Pedestrian safety is an important part of roadway design, especially in urban and suburban areas where pedestrian-vehicular flow rates and potential for interactions are high. Pedestrian safety is dependent on the public’s understanding of acceptable methods for efficient traffic control, so uniformity is a must. This is especially important in the control of pedestrians, bicycles, and other vehicles in the vicinity of schools. The uniform approach to school area traffic control promotes standardized behavior amongst all road users. This is accomplished by developing a school traffic control plan. This allows for an organized review of school area traffic control needs and the coordination of school/pedestrian safety education and engineering measures according to Part 7 of the 2009 Manual on Uniform Traffic Control Devices (MUTCD).
School routes and established school crossings should be planned to take advantage of existing traffic controls. Direct crossing where there is no existing traffic control should be avoided. In some instances, children could be required to walk a longer distance to a crossing with existing traffic control. This is based on a feasibility study that includes factors such as the number of students using the crossing, the total extra walking distance, the age level of students, etc.
The frequency of gaps in the traffic stream for student crossings varies from location to location. When the delay between adequate gaps becomes excessive, students may become impatient and take chances. In these instances, adding gaps to accommodate the crossing demand should be considered. Adult crossing guards can be used to provide those necessary gaps in the traffic stream. The 2009 MUTCD states that there are three (3) types of school crossing supervision. These include adult crossing guards, uniformed law enforcement, and parent/student control. High standards for selecting adult crossing guards is essential because of their responsibility. Below are the minimum qualifications needed:
· Average intelligence
· Good physical conditions (hearing, sight, and ability to move)
· Ability to control STOP paddle
· Ability to communicate
· Ability to recognize potential danger
· Mental alertness
· Neat appearance
· Good character
· Overall sense of responsibility
Crossing guard uniforms consist of highly visible retroreflective safety apparel. When light hits this apparel, the light reflects back to its source so the object or person (i.e., crossing guard, law enforcement) appears brighter. The safety apparel follows ANSI (American National Standard Institute) standard performance guidelines for Class 2.

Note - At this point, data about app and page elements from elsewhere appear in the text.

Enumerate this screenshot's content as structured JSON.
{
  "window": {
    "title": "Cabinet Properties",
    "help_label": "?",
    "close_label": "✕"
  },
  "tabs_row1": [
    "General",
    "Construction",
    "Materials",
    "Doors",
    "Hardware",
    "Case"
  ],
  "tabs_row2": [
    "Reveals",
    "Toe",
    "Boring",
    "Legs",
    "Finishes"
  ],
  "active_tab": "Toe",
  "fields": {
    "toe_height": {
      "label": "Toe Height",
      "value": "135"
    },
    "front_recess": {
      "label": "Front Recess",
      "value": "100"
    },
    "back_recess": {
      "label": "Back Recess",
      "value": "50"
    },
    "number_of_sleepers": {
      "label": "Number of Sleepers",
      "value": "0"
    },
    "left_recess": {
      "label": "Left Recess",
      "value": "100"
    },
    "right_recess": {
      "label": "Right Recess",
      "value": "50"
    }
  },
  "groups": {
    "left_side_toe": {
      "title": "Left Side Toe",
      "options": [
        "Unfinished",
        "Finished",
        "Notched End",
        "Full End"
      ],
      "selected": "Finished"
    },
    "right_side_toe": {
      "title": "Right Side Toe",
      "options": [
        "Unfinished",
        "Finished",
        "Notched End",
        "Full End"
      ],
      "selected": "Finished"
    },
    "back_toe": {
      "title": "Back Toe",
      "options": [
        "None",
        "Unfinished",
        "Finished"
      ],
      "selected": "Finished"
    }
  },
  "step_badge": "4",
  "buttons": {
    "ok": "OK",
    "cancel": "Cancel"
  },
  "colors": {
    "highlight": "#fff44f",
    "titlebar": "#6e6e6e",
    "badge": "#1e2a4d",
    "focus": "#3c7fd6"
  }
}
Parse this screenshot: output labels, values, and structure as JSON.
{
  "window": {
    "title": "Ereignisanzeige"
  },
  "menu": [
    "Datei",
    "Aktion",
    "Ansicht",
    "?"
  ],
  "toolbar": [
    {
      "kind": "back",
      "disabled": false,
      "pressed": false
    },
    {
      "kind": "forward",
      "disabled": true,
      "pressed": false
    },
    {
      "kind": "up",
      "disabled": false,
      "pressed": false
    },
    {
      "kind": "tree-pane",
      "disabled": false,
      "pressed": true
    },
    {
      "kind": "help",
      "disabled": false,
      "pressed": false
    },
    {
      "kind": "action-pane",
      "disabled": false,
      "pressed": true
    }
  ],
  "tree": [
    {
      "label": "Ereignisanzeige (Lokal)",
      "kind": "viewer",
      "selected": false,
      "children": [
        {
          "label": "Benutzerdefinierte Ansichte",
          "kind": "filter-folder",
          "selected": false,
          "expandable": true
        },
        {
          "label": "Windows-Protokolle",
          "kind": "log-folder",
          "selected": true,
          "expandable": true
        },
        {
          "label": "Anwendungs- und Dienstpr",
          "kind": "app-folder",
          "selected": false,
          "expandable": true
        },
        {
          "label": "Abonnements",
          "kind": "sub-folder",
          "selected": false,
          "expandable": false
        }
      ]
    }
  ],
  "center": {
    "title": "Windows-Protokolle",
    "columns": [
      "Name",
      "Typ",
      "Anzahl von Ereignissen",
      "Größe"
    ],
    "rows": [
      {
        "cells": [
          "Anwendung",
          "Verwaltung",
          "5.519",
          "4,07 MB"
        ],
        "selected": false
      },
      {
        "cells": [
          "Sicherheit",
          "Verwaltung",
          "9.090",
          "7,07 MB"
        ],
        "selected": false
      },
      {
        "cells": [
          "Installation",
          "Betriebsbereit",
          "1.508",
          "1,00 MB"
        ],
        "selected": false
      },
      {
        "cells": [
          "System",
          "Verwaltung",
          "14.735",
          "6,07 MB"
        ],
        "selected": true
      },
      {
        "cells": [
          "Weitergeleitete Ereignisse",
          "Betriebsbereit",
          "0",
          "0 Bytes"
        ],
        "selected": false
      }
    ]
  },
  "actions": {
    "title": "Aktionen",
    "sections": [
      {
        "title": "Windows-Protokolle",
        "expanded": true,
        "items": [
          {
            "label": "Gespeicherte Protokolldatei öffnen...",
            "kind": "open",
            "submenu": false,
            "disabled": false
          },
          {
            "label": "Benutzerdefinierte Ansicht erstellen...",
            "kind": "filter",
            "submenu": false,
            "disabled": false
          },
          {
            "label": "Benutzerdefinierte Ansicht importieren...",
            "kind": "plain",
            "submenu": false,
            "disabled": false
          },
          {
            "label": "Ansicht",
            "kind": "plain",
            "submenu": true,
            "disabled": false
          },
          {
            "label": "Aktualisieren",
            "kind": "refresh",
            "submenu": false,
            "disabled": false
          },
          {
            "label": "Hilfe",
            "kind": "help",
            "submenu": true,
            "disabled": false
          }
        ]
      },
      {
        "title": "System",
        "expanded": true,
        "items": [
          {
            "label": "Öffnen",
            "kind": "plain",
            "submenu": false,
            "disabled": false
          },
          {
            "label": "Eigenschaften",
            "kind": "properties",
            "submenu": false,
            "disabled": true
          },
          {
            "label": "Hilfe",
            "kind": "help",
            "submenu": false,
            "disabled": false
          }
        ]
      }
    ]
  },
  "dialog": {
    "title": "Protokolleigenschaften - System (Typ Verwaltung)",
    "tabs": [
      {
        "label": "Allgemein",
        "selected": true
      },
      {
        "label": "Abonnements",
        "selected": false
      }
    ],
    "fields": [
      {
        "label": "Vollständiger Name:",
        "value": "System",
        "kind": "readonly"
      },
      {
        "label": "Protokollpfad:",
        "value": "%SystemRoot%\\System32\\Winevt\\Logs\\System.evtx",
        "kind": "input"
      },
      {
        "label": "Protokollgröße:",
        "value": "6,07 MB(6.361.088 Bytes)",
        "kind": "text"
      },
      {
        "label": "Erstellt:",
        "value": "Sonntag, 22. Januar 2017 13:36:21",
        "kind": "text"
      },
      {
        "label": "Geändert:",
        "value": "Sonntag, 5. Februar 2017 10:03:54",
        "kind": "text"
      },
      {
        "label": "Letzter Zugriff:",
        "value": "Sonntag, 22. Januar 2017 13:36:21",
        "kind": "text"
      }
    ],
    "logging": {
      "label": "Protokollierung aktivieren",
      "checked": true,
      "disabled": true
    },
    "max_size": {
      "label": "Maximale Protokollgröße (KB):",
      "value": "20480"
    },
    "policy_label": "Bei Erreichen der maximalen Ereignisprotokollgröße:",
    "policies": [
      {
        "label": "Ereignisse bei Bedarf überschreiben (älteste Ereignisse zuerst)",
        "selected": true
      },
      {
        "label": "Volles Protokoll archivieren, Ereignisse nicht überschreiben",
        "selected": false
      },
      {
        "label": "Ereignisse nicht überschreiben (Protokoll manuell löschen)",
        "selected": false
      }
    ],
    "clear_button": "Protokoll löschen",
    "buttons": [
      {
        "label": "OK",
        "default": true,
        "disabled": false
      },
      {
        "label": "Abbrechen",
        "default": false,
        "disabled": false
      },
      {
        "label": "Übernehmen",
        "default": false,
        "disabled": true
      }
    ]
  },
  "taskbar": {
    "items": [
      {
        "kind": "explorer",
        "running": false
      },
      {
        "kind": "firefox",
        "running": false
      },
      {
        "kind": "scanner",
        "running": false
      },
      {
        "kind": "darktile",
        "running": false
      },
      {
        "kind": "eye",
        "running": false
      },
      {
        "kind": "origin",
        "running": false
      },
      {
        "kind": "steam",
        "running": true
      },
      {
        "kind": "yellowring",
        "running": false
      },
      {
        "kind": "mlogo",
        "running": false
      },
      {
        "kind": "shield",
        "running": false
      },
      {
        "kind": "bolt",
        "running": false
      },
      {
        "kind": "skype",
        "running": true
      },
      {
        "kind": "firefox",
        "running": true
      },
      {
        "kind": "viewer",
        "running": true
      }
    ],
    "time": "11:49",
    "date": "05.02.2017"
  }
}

Crossing guards should not direct traffic as law enforcement. Rather, they should look for opportunities to create a sufficient traffic gap. Once they’ve identified and created the gap in traffic flow, crossing guards should stand in the roadway to alert road users that pedestrians are about to use the crosswalk. Vehicular traffic must stop. Crossing guards should stop traffic with a STOP paddle. This paddle is octagonal in shape with a red background and 6-inch uppercase letters and a white border, just as any traditional stop sign. The STOP paddle should be at least 18 inches in size and the word STOP should be on both sides. This paddle should be retroreflective as well.